_TASK GOAL_: In every line of the records, look for "해당하는", then report how many lines have it and nothing else.

(Collected data)

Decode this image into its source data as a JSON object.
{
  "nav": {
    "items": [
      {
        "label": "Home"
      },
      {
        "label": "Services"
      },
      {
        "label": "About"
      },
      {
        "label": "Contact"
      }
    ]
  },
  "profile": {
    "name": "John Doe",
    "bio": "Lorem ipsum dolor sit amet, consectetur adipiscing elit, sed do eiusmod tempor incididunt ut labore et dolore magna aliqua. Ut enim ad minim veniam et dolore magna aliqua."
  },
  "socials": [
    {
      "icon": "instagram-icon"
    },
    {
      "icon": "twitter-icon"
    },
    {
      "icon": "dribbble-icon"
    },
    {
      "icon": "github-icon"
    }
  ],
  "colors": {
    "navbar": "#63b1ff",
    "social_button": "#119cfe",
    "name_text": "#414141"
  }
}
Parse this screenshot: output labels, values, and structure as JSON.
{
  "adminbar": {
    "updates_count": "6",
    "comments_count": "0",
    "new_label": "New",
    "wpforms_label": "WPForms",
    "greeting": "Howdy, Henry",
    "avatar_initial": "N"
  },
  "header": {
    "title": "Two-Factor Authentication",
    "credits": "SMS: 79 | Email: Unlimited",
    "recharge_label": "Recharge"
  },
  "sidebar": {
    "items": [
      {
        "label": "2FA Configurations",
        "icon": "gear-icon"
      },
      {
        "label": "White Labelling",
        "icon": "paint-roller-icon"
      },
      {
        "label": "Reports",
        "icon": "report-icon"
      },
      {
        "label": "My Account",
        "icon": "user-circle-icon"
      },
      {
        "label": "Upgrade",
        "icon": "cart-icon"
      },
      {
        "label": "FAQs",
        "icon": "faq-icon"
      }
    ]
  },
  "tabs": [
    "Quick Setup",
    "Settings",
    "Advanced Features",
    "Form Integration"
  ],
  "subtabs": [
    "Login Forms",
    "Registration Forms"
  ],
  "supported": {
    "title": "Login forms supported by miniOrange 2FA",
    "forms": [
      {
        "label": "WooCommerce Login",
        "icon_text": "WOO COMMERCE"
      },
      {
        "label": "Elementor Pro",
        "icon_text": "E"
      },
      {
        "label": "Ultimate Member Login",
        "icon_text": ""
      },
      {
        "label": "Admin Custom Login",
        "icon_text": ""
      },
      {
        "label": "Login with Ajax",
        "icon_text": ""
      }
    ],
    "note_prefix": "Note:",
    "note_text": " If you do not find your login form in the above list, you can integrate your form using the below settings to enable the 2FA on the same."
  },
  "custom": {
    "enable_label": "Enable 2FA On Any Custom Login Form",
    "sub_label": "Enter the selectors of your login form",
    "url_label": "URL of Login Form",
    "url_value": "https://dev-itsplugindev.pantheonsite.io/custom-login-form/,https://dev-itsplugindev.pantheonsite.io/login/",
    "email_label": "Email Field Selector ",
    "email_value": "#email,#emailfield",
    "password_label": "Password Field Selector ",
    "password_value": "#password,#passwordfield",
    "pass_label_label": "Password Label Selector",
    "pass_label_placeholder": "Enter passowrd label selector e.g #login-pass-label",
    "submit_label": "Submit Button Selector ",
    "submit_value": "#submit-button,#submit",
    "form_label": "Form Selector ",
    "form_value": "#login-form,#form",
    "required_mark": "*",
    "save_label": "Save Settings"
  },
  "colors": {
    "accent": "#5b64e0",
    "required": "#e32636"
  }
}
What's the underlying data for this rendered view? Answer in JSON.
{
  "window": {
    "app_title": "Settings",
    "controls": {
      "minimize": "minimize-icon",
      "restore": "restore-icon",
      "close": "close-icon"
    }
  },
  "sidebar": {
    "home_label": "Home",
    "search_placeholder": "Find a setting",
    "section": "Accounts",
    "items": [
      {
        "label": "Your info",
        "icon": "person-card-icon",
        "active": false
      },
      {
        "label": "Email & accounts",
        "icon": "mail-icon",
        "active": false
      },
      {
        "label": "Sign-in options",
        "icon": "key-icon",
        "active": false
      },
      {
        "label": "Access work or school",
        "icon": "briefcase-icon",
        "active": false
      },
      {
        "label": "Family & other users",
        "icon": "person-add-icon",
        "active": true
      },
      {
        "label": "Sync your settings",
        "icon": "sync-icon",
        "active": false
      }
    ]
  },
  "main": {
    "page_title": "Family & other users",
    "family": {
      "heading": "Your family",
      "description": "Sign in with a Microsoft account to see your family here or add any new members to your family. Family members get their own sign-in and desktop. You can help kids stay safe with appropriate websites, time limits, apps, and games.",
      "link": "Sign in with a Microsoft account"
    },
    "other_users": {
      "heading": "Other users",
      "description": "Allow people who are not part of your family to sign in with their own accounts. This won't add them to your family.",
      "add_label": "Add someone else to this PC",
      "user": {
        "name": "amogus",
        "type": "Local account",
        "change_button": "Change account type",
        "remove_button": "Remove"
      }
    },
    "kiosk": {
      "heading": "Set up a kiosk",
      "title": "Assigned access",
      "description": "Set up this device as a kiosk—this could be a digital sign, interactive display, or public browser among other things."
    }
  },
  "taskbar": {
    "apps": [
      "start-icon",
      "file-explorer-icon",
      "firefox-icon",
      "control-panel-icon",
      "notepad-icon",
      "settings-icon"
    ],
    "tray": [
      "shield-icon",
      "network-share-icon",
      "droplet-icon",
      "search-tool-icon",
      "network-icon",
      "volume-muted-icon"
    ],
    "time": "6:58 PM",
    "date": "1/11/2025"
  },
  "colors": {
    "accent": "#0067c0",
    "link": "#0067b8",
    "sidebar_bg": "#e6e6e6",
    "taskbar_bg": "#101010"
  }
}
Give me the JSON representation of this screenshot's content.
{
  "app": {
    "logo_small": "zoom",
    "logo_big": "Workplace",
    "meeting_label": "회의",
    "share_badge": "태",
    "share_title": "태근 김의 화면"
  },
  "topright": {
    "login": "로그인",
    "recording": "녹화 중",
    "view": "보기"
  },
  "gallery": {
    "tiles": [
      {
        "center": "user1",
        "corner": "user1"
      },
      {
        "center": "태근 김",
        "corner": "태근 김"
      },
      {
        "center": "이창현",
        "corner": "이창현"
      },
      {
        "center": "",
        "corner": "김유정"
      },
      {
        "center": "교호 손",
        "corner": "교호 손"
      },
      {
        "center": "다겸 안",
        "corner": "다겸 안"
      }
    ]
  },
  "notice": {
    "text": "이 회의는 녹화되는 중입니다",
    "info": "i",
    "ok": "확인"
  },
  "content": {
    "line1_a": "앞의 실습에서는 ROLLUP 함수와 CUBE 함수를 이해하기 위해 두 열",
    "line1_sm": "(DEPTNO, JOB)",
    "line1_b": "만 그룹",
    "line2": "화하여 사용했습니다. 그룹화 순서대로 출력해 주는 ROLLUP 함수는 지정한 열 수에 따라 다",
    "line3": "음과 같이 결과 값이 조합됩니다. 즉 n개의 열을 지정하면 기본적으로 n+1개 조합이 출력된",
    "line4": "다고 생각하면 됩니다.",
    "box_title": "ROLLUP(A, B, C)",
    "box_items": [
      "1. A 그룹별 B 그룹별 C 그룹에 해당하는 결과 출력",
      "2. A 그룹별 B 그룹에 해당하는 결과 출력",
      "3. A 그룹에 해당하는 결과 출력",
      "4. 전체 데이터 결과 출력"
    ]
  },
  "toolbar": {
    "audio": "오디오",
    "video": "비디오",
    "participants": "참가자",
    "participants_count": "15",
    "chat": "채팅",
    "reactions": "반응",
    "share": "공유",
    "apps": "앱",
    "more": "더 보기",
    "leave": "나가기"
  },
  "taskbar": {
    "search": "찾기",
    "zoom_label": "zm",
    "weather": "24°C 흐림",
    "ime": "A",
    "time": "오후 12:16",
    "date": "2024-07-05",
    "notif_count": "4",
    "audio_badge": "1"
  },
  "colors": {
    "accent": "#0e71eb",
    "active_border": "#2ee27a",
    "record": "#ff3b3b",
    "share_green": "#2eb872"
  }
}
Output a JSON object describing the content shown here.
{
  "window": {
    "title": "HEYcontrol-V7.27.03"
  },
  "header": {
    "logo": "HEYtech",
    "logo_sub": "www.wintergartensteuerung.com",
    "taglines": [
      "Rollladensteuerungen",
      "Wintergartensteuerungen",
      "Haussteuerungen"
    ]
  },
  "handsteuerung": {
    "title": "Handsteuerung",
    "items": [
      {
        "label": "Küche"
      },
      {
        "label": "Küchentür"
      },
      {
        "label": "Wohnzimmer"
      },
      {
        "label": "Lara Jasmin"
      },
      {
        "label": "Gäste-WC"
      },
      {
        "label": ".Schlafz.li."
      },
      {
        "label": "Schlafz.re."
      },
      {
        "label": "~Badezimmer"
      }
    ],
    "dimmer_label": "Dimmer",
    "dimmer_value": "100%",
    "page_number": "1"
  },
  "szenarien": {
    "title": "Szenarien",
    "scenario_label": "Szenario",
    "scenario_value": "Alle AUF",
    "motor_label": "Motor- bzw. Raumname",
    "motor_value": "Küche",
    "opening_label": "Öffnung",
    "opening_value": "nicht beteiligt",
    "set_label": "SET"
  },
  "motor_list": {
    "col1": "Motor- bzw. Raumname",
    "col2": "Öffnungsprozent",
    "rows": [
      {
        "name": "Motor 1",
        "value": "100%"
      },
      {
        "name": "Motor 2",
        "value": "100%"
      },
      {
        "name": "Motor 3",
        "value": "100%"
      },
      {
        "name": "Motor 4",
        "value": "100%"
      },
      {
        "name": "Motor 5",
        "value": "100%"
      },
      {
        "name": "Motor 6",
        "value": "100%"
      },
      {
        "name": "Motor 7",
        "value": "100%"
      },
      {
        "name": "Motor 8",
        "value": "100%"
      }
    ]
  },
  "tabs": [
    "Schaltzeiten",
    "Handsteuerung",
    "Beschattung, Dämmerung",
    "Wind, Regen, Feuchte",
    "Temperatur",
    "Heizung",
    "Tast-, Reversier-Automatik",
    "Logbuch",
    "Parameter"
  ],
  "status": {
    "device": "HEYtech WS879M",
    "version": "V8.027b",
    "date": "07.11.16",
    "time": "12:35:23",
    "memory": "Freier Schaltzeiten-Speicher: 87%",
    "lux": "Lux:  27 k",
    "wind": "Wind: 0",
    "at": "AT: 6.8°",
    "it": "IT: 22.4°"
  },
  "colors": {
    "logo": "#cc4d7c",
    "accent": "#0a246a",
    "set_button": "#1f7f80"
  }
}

_ANSWER SECTION_: 3